(Records excerpted from a collection)
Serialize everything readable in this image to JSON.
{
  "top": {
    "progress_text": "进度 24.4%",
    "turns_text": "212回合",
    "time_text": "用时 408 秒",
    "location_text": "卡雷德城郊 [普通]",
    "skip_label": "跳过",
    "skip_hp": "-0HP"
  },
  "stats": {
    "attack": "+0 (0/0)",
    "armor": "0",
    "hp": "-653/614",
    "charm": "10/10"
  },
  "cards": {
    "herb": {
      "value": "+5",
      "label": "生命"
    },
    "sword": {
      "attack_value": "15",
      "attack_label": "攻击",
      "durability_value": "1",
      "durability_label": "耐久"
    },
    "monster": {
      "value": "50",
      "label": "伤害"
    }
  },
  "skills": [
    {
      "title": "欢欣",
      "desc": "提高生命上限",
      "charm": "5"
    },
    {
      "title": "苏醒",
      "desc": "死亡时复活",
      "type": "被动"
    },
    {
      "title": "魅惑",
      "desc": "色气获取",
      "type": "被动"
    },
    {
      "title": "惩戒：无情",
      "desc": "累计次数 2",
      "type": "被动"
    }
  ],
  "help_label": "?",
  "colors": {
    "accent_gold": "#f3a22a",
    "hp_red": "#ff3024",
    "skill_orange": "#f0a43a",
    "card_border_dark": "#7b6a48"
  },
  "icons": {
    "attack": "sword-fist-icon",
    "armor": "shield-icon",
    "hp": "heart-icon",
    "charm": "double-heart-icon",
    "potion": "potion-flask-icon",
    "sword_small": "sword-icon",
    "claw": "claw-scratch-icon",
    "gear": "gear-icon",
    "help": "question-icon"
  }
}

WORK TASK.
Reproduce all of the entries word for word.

RESULT OF THIS TASK.
Serialize everything readable in this image to JSON.
{
  "top": {
    "progress_text": "进度 24.4%",
    "turns_text": "212回合",
    "time_text": "用时 408 秒",
    "location_text": "卡雷德城郊 [普通]",
    "skip_label": "跳过",
    "skip_hp": "-0HP"
  },
  "stats": {
    "attack": "+0 (0/0)",
    "armor": "0",
    "hp": "-653/614",
    "charm": "10/10"
  },
  "cards": {
    "herb": {
      "value": "+5",
      "label": "生命"
    },
    "sword": {
      "attack_value": "15",
      "attack_label": "攻击",
      "durability_value": "1",
      "durability_label": "耐久"
    },
    "monster": {
      "value": "50",
      "label": "伤害"
    }
  },
  "skills": [
    {
      "title": "欢欣",
      "desc": "提高生命上限",
      "charm": "5"
    },
    {
      "title": "苏醒",
      "desc": "死亡时复活",
      "type": "被动"
    },
    {
      "title": "魅惑",
      "desc": "色气获取",
      "type": "被动"
    },
    {
      "title": "惩戒：无情",
      "desc": "累计次数 2",
      "type": "被动"
    }
  ],
  "help_label": "?",
  "colors": {
    "accent_gold": "#f3a22a",
    "hp_red": "#ff3024",
    "skill_orange": "#f0a43a",
    "card_border_dark": "#7b6a48"
  },
  "icons": {
    "attack": "sword-fist-icon",
    "armor": "shield-icon",
    "hp": "heart-icon",
    "charm": "double-heart-icon",
    "potion": "potion-flask-icon",
    "sword_small": "sword-icon",
    "claw": "claw-scratch-icon",
    "gear": "gear-icon",
    "help": "question-icon"
  }
}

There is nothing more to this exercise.